Columnist: “The day the Queen (or King) Moth-er came to visit”
By Julie Miles
Maybe it started with the movie “Doctor Doolittle?” Sitting spellbound in a darkened theater as a wee thing, I watched as Rex Harrison soared back to England across the moonlit ocean astride a Giant Lunar Moth. Yes, maybe that’s why I suppose moths (not icky, brown common ones) I mean those big velvety nocturnal monsters of color, grace and mod graphic design are the most magical creatures of flight.
Last week, I experienced a visitation of sorts. Coming home, I saw him (or her), a gorgeous five-inch wide yellow and brown moth, serenely resting beside our door. Before thinking I uttered, “Hannah, look.” Now, I always try to think twice before pointing out a helpless insect to a child. Once their presence revealed, a tiny pen and “next of kin” notification form should be placed in front of them – for they are about to be “loved” to death. But this time, an astounding thing happened. My seven-year-old just stared…standing motionless. “It’s beautiful,” she whispered.

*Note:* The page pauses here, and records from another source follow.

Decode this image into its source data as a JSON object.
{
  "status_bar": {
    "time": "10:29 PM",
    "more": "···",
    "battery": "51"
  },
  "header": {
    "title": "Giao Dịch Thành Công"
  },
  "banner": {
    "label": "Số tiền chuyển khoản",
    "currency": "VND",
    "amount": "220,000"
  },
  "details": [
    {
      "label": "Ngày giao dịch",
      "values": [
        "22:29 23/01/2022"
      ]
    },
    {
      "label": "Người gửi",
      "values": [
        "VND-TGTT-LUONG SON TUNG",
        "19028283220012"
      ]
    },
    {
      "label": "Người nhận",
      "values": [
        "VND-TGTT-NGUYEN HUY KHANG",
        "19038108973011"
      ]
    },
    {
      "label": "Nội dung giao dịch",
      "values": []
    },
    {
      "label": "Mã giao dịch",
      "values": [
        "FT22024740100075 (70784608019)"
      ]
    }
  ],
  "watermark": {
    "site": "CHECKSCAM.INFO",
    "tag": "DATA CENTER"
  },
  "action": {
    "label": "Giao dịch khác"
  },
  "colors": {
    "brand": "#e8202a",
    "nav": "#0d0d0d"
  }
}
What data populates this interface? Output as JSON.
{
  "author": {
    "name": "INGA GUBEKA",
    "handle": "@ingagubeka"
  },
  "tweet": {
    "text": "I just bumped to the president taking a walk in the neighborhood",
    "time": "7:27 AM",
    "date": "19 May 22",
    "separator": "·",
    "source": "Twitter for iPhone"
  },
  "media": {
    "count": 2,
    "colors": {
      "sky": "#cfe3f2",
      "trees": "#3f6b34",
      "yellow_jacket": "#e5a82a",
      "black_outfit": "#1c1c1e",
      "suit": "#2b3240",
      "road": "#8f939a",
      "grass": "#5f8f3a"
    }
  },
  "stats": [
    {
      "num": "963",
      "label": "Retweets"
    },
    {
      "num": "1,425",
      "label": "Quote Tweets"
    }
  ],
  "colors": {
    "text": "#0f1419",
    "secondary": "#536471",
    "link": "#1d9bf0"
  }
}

The Bible refers to entertaining angels unawares and I couldn’t help but wonder what manner of mystical being clung to the west siding of our humble abode? Photographing our guest, we compared it to other moths on the Internet. “No, no, no.” Then suddenly, there he (or she) was an Eacles Imerialis; an Imperial Moth. We weren’t entertaining an angel; we hosted ROYALTY!
Hannah looked upon the King (or Queen), “Maybe he is tired. His mother probably made him do a lot of chores. Maybe he’s dead? Maybe he is waiting on a friend? Should we feed him food?”
Food! Was my daughter contemplating this creature as a possible pet? I needed help. Once again, I received a supernatural answer. We stumbled upon a web site delineating the capture, mating, incubating, and housing of Imperial moths. Intrigued to say the least, I emailed our questions. And Moth Maven, Liz Day of Indianapolis, IN enthusiastically responded. Sending Liz our photo, she confirmed that indeed he (or she) was an Imperial. We learned that adults don’t eat. Liz wrote, “No mouthparts. They live off their fat…then die.” (Dreadful for them, but possibly quite good for me.) Let’s see, mute and no food costs, this pet thing could work. Unfortunately, Liz couldn’t identify the sexuality of our new pet with its antennae folded back in our picture. Our fellow must be a shy royal, a dashingly sensitive Prince William type rather than a colorful, randy Prince Harry. Her note ended, “If you’re seeing one, there are others out now that other people might see.”
So consider yourself on notice Madison, look carefully about so you won’t miss your own winged encounter. Whether Imperial moths or angels -- how truly sad to be caught unawares.